● Work instructions:
Going through the data below, please show each line containing the string "title".

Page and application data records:

######

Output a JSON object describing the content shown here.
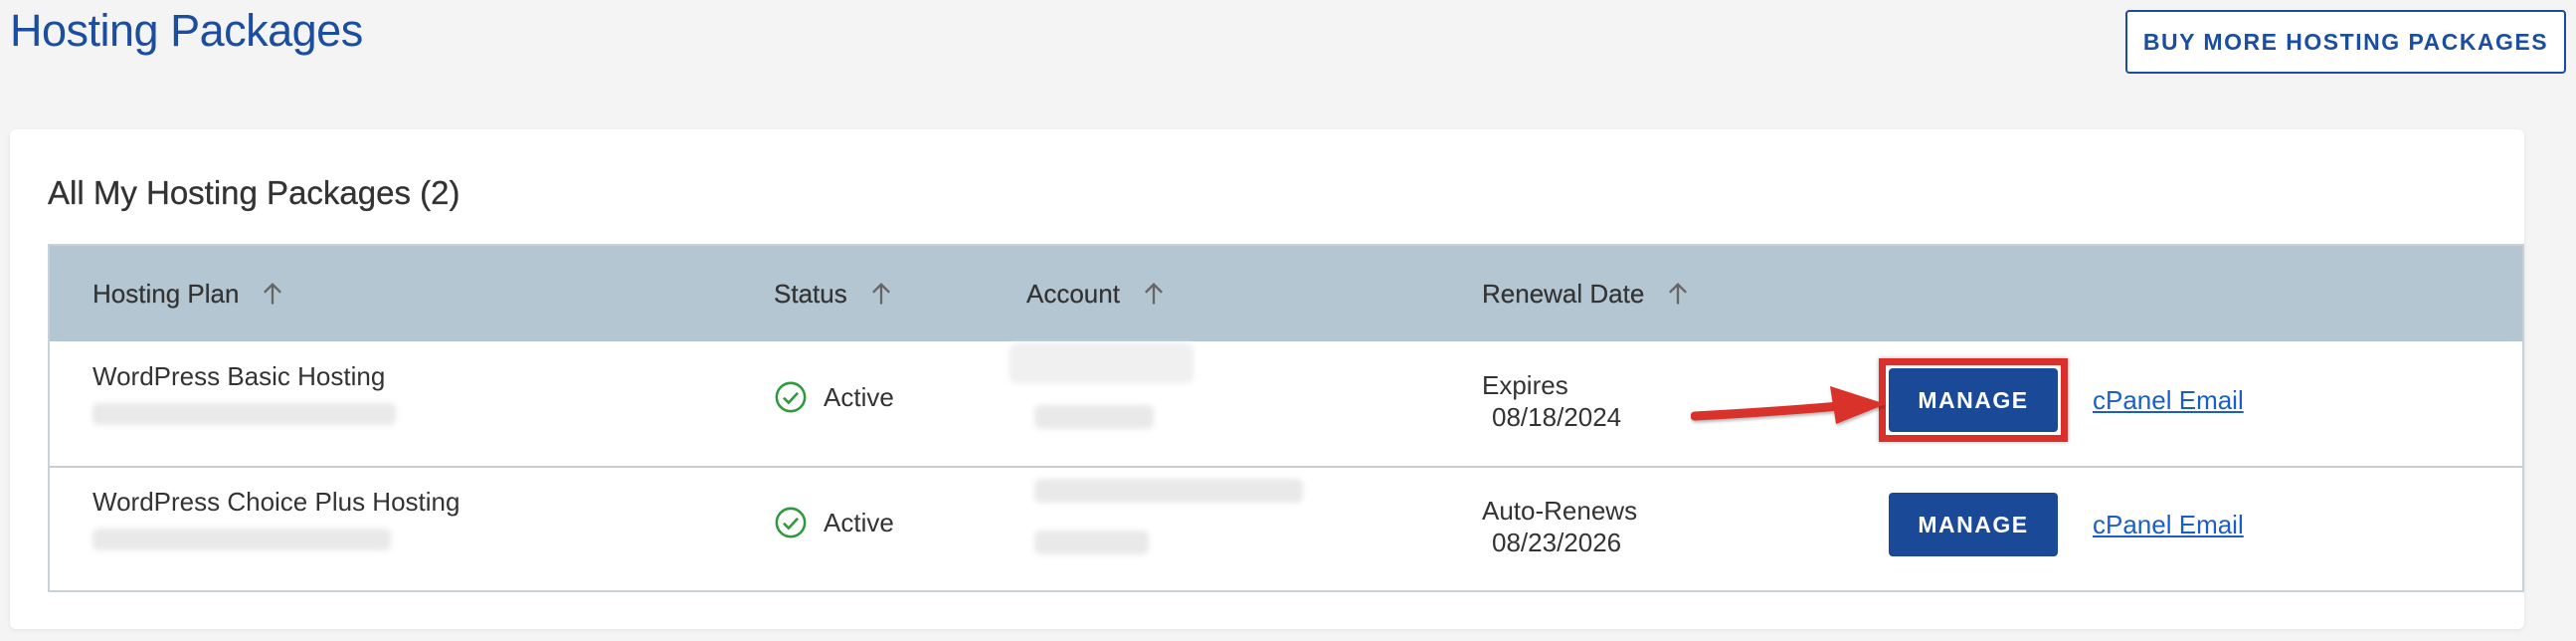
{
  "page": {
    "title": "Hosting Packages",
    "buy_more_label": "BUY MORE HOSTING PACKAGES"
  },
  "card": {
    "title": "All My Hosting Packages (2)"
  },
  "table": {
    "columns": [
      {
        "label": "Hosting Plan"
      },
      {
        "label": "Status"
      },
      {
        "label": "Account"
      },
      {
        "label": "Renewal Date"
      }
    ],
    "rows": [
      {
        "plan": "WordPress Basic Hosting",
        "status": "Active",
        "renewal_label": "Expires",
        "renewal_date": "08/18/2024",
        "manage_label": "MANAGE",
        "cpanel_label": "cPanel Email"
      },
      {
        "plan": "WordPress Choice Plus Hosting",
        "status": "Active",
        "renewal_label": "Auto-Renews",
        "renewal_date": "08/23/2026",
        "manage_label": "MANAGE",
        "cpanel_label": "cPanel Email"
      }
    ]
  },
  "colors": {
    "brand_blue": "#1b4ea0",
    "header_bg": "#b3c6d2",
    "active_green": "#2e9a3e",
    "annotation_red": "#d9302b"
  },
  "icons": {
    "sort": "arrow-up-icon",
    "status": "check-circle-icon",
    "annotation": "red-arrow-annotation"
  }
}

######

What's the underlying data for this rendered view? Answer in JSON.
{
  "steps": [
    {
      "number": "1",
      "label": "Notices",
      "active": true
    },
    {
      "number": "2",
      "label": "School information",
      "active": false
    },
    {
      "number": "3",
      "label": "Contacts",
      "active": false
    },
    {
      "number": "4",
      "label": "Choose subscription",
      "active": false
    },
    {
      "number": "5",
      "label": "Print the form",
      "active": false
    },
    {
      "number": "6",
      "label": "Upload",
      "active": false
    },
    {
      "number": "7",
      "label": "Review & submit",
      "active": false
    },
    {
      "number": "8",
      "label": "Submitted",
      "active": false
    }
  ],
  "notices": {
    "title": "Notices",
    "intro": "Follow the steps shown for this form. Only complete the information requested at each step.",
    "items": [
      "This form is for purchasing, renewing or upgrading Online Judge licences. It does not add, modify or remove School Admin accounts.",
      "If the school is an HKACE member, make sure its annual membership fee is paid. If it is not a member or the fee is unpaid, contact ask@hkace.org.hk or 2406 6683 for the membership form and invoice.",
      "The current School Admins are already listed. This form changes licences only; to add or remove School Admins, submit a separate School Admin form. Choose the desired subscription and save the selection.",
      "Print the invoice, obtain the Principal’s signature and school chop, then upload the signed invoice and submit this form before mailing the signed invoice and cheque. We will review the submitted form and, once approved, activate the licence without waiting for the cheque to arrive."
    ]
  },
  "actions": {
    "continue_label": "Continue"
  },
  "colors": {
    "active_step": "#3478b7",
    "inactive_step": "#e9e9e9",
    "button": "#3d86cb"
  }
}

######

● Result for this task:
    "title": "Hosting Packages",
    "title": "All My Hosting Packages (2)"
    "title": "Notices",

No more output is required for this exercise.